## Problem requirements
Would you write out all the records again, exactly?

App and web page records
----
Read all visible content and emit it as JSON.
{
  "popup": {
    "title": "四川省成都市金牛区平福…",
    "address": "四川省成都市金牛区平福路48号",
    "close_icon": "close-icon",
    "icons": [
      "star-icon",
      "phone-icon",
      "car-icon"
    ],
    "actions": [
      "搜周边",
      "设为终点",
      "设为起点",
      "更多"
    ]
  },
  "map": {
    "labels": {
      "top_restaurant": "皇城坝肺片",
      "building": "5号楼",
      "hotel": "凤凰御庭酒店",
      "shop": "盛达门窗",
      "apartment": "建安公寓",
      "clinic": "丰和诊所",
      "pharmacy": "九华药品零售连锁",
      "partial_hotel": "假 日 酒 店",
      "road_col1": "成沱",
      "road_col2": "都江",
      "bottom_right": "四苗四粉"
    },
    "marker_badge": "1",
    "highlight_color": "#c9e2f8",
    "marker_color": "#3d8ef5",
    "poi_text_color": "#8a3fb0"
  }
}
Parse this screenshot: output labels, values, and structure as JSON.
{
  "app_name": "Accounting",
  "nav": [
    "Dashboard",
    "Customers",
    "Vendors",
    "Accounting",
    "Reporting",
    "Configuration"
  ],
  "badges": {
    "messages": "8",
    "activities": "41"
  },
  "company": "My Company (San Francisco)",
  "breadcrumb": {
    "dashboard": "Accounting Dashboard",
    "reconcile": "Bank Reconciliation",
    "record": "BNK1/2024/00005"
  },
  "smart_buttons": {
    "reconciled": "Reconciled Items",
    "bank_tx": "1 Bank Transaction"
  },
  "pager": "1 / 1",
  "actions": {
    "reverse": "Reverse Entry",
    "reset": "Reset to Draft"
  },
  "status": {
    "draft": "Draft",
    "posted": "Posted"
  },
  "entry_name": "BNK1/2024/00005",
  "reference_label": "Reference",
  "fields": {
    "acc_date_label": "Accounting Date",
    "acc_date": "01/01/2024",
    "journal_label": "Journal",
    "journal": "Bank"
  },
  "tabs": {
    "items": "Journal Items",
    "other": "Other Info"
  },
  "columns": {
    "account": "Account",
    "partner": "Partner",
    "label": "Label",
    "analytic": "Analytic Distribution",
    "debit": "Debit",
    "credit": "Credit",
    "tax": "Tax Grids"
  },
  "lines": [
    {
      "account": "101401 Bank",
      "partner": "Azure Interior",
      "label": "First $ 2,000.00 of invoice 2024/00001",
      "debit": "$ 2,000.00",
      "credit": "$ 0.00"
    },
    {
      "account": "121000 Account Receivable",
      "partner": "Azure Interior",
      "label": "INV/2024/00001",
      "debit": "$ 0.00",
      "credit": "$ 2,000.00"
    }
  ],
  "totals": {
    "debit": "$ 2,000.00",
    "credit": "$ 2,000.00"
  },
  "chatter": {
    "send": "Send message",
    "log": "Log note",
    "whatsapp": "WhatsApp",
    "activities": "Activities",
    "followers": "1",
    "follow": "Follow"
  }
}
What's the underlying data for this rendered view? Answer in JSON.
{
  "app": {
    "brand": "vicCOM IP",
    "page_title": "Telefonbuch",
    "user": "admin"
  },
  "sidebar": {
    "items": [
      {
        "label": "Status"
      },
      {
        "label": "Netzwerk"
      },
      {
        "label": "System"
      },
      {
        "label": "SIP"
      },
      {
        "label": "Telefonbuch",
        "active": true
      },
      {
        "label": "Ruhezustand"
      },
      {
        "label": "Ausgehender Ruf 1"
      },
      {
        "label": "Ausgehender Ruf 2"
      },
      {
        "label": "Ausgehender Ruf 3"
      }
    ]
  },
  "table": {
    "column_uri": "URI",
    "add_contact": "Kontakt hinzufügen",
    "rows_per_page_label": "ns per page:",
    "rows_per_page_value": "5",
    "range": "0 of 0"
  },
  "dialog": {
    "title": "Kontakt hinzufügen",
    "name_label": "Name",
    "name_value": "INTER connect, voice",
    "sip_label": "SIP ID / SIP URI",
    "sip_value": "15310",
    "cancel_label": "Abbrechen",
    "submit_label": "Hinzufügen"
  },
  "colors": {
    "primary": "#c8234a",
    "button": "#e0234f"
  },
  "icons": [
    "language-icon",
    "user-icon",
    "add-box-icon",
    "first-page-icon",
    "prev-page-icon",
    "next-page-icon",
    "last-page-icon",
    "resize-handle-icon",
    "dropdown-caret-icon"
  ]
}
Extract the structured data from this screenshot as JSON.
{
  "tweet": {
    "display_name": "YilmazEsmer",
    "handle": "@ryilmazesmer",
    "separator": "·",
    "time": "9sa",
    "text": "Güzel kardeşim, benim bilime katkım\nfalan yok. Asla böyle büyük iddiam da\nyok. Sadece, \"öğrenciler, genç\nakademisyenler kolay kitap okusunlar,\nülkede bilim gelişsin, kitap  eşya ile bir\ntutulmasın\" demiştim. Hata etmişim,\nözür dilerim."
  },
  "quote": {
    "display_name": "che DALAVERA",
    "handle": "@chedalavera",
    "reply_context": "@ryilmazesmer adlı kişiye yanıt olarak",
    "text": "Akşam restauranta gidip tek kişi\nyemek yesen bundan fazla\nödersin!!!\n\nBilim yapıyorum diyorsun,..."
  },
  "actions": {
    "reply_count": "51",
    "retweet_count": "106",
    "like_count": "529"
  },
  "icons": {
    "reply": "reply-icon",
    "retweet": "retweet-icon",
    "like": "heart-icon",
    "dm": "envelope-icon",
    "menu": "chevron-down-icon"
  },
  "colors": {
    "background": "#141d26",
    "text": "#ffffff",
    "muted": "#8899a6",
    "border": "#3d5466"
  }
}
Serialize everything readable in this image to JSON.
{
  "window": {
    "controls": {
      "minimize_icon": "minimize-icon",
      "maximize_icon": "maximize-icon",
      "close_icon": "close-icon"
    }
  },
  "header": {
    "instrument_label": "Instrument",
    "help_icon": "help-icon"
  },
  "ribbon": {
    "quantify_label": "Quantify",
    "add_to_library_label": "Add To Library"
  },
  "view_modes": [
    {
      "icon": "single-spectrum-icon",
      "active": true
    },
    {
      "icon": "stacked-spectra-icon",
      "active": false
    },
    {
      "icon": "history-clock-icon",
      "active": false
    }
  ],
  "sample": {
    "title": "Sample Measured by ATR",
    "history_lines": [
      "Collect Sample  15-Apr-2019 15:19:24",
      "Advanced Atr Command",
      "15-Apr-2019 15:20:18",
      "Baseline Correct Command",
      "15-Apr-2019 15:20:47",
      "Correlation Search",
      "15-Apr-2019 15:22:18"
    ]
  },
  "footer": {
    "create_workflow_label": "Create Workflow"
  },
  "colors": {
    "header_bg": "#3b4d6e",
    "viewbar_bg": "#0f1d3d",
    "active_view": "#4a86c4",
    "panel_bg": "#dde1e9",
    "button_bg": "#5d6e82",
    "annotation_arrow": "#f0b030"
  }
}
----
## Answer section
Read all visible content and emit it as JSON.
{
  "popup": {
    "title": "四川省成都市金牛区平福…",
    "address": "四川省成都市金牛区平福路48号",
    "close_icon": "close-icon",
    "icons": [
      "star-icon",
      "phone-icon",
      "car-icon"
    ],
    "actions": [
      "搜周边",
      "设为终点",
      "设为起点",
      "更多"
    ]
  },
  "map": {
    "labels": {
      "top_restaurant": "皇城坝肺片",
      "building": "5号楼",
      "hotel": "凤凰御庭酒店",
      "shop": "盛达门窗",
      "apartment": "建安公寓",
      "clinic": "丰和诊所",
      "pharmacy": "九华药品零售连锁",
      "partial_hotel": "假 日 酒 店",
      "road_col1": "成沱",
      "road_col2": "都江",
      "bottom_right": "四苗四粉"
    },
    "marker_badge": "1",
    "highlight_color": "#c9e2f8",
    "marker_color": "#3d8ef5",
    "poi_text_color": "#8a3fb0"
  }
}
Parse this screenshot: output labels, values, and structure as JSON.
{
  "app_name": "Accounting",
  "nav": [
    "Dashboard",
    "Customers",
    "Vendors",
    "Accounting",
    "Reporting",
    "Configuration"
  ],
  "badges": {
    "messages": "8",
    "activities": "41"
  },
  "company": "My Company (San Francisco)",
  "breadcrumb": {
    "dashboard": "Accounting Dashboard",
    "reconcile": "Bank Reconciliation",
    "record": "BNK1/2024/00005"
  },
  "smart_buttons": {
    "reconciled": "Reconciled Items",
    "bank_tx": "1 Bank Transaction"
  },
  "pager": "1 / 1",
  "actions": {
    "reverse": "Reverse Entry",
    "reset": "Reset to Draft"
  },
  "status": {
    "draft": "Draft",
    "posted": "Posted"
  },
  "entry_name": "BNK1/2024/00005",
  "reference_label": "Reference",
  "fields": {
    "acc_date_label": "Accounting Date",
    "acc_date": "01/01/2024",
    "journal_label": "Journal",
    "journal": "Bank"
  },
  "tabs": {
    "items": "Journal Items",
    "other": "Other Info"
  },
  "columns": {
    "account": "Account",
    "partner": "Partner",
    "label": "Label",
    "analytic": "Analytic Distribution",
    "debit": "Debit",
    "credit": "Credit",
    "tax": "Tax Grids"
  },
  "lines": [
    {
      "account": "101401 Bank",
      "partner": "Azure Interior",
      "label": "First $ 2,000.00 of invoice 2024/00001",
      "debit": "$ 2,000.00",
      "credit": "$ 0.00"
    },
    {
      "account": "121000 Account Receivable",
      "partner": "Azure Interior",
      "label": "INV/2024/00001",
      "debit": "$ 0.00",
      "credit": "$ 2,000.00"
    }
  ],
  "totals": {
    "debit": "$ 2,000.00",
    "credit": "$ 2,000.00"
  },
  "chatter": {
    "send": "Send message",
    "log": "Log note",
    "whatsapp": "WhatsApp",
    "activities": "Activities",
    "followers": "1",
    "follow": "Follow"
  }
}
What's the underlying data for this rendered view? Answer in JSON.
{
  "app": {
    "brand": "vicCOM IP",
    "page_title": "Telefonbuch",
    "user": "admin"
  },
  "sidebar": {
    "items": [
      {
        "label": "Status"
      },
      {
        "label": "Netzwerk"
      },
      {
        "label": "System"
      },
      {
        "label": "SIP"
      },
      {
        "label": "Telefonbuch",
        "active": true
      },
      {
        "label": "Ruhezustand"
      },
      {
        "label": "Ausgehender Ruf 1"
      },
      {
        "label": "Ausgehender Ruf 2"
      },
      {
        "label": "Ausgehender Ruf 3"
      }
    ]
  },
  "table": {
    "column_uri": "URI",
    "add_contact": "Kontakt hinzufügen",
    "rows_per_page_label": "ns per page:",
    "rows_per_page_value": "5",
    "range": "0 of 0"
  },
  "dialog": {
    "title": "Kontakt hinzufügen",
    "name_label": "Name",
    "name_value": "INTER connect, voice",
    "sip_label": "SIP ID / SIP URI",
    "sip_value": "15310",
    "cancel_label": "Abbrechen",
    "submit_label": "Hinzufügen"
  },
  "colors": {
    "primary": "#c8234a",
    "button": "#e0234f"
  },
  "icons": [
    "language-icon",
    "user-icon",
    "add-box-icon",
    "first-page-icon",
    "prev-page-icon",
    "next-page-icon",
    "last-page-icon",
    "resize-handle-icon",
    "dropdown-caret-icon"
  ]
}
Extract the structured data from this screenshot as JSON.
{
  "tweet": {
    "display_name": "YilmazEsmer",
    "handle": "@ryilmazesmer",
    "separator": "·",
    "time": "9sa",
    "text": "Güzel kardeşim, benim bilime katkım\nfalan yok. Asla böyle büyük iddiam da\nyok. Sadece, \"öğrenciler, genç\nakademisyenler kolay kitap okusunlar,\nülkede bilim gelişsin, kitap  eşya ile bir\ntutulmasın\" demiştim. Hata etmişim,\nözür dilerim."
  },
  "quote": {
    "display_name": "che DALAVERA",
    "handle": "@chedalavera",
    "reply_context": "@ryilmazesmer adlı kişiye yanıt olarak",
    "text": "Akşam restauranta gidip tek kişi\nyemek yesen bundan fazla\nödersin!!!\n\nBilim yapıyorum diyorsun,..."
  },
  "actions": {
    "reply_count": "51",
    "retweet_count": "106",
    "like_count": "529"
  },
  "icons": {
    "reply": "reply-icon",
    "retweet": "retweet-icon",
    "like": "heart-icon",
    "dm": "envelope-icon",
    "menu": "chevron-down-icon"
  },
  "colors": {
    "background": "#141d26",
    "text": "#ffffff",
    "muted": "#8899a6",
    "border": "#3d5466"
  }
}
Serialize everything readable in this image to JSON.
{
  "window": {
    "controls": {
      "minimize_icon": "minimize-icon",
      "maximize_icon": "maximize-icon",
      "close_icon": "close-icon"
    }
  },
  "header": {
    "instrument_label": "Instrument",
    "help_icon": "help-icon"
  },
  "ribbon": {
    "quantify_label": "Quantify",
    "add_to_library_label": "Add To Library"
  },
  "view_modes": [
    {
      "icon": "single-spectrum-icon",
      "active": true
    },
    {
      "icon": "stacked-spectra-icon",
      "active": false
    },
    {
      "icon": "history-clock-icon",
      "active": false
    }
  ],
  "sample": {
    "title": "Sample Measured by ATR",
    "history_lines": [
      "Collect Sample  15-Apr-2019 15:19:24",
      "Advanced Atr Command",
      "15-Apr-2019 15:20:18",
      "Baseline Correct Command",
      "15-Apr-2019 15:20:47",
      "Correlation Search",
      "15-Apr-2019 15:22:18"
    ]
  },
  "footer": {
    "create_workflow_label": "Create Workflow"
  },
  "colors": {
    "header_bg": "#3b4d6e",
    "viewbar_bg": "#0f1d3d",
    "active_view": "#4a86c4",
    "panel_bg": "#dde1e9",
    "button_bg": "#5d6e82",
    "annotation_arrow": "#f0b030"
  }
}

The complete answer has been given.